##### Extracted entries #####

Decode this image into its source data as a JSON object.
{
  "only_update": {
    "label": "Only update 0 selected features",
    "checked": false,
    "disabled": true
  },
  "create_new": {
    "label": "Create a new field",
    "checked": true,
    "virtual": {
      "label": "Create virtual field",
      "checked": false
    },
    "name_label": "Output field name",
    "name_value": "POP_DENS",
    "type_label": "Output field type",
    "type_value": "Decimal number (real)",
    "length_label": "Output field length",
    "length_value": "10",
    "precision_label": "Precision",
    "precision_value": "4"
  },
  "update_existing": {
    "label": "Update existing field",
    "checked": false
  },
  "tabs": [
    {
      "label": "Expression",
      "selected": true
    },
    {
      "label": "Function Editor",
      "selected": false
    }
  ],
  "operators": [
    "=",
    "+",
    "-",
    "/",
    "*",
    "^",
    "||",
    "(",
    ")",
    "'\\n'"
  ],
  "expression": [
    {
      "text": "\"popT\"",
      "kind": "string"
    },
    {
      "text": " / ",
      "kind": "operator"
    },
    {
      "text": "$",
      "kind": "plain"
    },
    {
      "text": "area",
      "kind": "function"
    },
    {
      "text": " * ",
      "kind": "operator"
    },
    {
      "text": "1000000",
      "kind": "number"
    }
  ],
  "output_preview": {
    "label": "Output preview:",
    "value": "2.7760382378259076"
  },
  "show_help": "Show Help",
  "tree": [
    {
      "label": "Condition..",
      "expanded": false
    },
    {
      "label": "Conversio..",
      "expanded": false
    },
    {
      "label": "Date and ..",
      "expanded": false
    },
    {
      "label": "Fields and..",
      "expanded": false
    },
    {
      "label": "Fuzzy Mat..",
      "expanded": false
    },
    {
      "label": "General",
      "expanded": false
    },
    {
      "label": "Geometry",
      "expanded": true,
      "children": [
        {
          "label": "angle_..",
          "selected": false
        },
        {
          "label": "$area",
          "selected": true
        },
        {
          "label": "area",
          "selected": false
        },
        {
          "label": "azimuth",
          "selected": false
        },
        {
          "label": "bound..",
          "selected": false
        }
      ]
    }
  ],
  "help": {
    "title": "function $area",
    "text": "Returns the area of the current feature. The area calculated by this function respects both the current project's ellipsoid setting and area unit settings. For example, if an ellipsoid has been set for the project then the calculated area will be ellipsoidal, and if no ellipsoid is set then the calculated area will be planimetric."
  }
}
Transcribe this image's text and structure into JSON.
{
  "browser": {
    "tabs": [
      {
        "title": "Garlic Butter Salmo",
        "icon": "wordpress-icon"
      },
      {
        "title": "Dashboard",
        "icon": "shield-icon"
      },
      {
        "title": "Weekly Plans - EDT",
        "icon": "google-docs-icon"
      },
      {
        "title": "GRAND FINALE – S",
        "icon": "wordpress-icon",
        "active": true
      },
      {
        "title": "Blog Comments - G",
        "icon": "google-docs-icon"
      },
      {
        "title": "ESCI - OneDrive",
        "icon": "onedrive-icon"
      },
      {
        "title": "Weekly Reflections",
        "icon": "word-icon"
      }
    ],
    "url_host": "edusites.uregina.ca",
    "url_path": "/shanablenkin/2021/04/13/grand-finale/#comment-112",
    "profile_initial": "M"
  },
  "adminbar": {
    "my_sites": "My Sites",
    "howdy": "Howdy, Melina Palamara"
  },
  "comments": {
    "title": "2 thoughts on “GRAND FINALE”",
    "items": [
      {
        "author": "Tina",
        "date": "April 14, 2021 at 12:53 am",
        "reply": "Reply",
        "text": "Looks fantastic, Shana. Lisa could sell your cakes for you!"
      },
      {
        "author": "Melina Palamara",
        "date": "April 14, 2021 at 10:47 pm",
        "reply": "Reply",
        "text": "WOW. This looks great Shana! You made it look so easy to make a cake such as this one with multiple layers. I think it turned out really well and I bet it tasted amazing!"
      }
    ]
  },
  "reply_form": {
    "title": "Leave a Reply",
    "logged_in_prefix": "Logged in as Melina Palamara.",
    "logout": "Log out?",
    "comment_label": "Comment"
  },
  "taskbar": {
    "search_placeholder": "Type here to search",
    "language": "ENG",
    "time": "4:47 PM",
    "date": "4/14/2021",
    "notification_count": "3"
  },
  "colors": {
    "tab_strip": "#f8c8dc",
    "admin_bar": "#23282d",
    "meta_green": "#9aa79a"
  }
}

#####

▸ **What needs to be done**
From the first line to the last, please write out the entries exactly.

▸ **Reply**
Decode this image into its source data as a JSON object.
{
  "only_update": {
    "label": "Only update 0 selected features",
    "checked": false,
    "disabled": true
  },
  "create_new": {
    "label": "Create a new field",
    "checked": true,
    "virtual": {
      "label": "Create virtual field",
      "checked": false
    },
    "name_label": "Output field name",
    "name_value": "POP_DENS",
    "type_label": "Output field type",
    "type_value": "Decimal number (real)",
    "length_label": "Output field length",
    "length_value": "10",
    "precision_label": "Precision",
    "precision_value": "4"
  },
  "update_existing": {
    "label": "Update existing field",
    "checked": false
  },
  "tabs": [
    {
      "label": "Expression",
      "selected": true
    },
    {
      "label": "Function Editor",
      "selected": false
    }
  ],
  "operators": [
    "=",
    "+",
    "-",
    "/",
    "*",
    "^",
    "||",
    "(",
    ")",
    "'\\n'"
  ],
  "expression": [
    {
      "text": "\"popT\"",
      "kind": "string"
    },
    {
      "text": " / ",
      "kind": "operator"
    },
    {
      "text": "$",
      "kind": "plain"
    },
    {
      "text": "area",
      "kind": "function"
    },
    {
      "text": " * ",
      "kind": "operator"
    },
    {
      "text": "1000000",
      "kind": "number"
    }
  ],
  "output_preview": {
    "label": "Output preview:",
    "value": "2.7760382378259076"
  },
  "show_help": "Show Help",
  "tree": [
    {
      "label": "Condition..",
      "expanded": false
    },
    {
      "label": "Conversio..",
      "expanded": false
    },
    {
      "label": "Date and ..",
      "expanded": false
    },
    {
      "label": "Fields and..",
      "expanded": false
    },
    {
      "label": "Fuzzy Mat..",
      "expanded": false
    },
    {
      "label": "General",
      "expanded": false
    },
    {
      "label": "Geometry",
      "expanded": true,
      "children": [
        {
          "label": "angle_..",
          "selected": false
        },
        {
          "label": "$area",
          "selected": true
        },
        {
          "label": "area",
          "selected": false
        },
        {
          "label": "azimuth",
          "selected": false
        },
        {
          "label": "bound..",
          "selected": false
        }
      ]
    }
  ],
  "help": {
    "title": "function $area",
    "text": "Returns the area of the current feature. The area calculated by this function respects both the current project's ellipsoid setting and area unit settings. For example, if an ellipsoid has been set for the project then the calculated area will be ellipsoidal, and if no ellipsoid is set then the calculated area will be planimetric."
  }
}
Transcribe this image's text and structure into JSON.
{
  "browser": {
    "tabs": [
      {
        "title": "Garlic Butter Salmo",
        "icon": "wordpress-icon"
      },
      {
        "title": "Dashboard",
        "icon": "shield-icon"
      },
      {
        "title": "Weekly Plans - EDT",
        "icon": "google-docs-icon"
      },
      {
        "title": "GRAND FINALE – S",
        "icon": "wordpress-icon",
        "active": true
      },
      {
        "title": "Blog Comments - G",
        "icon": "google-docs-icon"
      },
      {
        "title": "ESCI - OneDrive",
        "icon": "onedrive-icon"
      },
      {
        "title": "Weekly Reflections",
        "icon": "word-icon"
      }
    ],
    "url_host": "edusites.uregina.ca",
    "url_path": "/shanablenkin/2021/04/13/grand-finale/#comment-112",
    "profile_initial": "M"
  },
  "adminbar": {
    "my_sites": "My Sites",
    "howdy": "Howdy, Melina Palamara"
  },
  "comments": {
    "title": "2 thoughts on “GRAND FINALE”",
    "items": [
      {
        "author": "Tina",
        "date": "April 14, 2021 at 12:53 am",
        "reply": "Reply",
        "text": "Looks fantastic, Shana. Lisa could sell your cakes for you!"
      },
      {
        "author": "Melina Palamara",
        "date": "April 14, 2021 at 10:47 pm",
        "reply": "Reply",
        "text": "WOW. This looks great Shana! You made it look so easy to make a cake such as this one with multiple layers. I think it turned out really well and I bet it tasted amazing!"
      }
    ]
  },
  "reply_form": {
    "title": "Leave a Reply",
    "logged_in_prefix": "Logged in as Melina Palamara.",
    "logout": "Log out?",
    "comment_label": "Comment"
  },
  "taskbar": {
    "search_placeholder": "Type here to search",
    "language": "ENG",
    "time": "4:47 PM",
    "date": "4/14/2021",
    "notification_count": "3"
  },
  "colors": {
    "tab_strip": "#f8c8dc",
    "admin_bar": "#23282d",
    "meta_green": "#9aa79a"
  }
}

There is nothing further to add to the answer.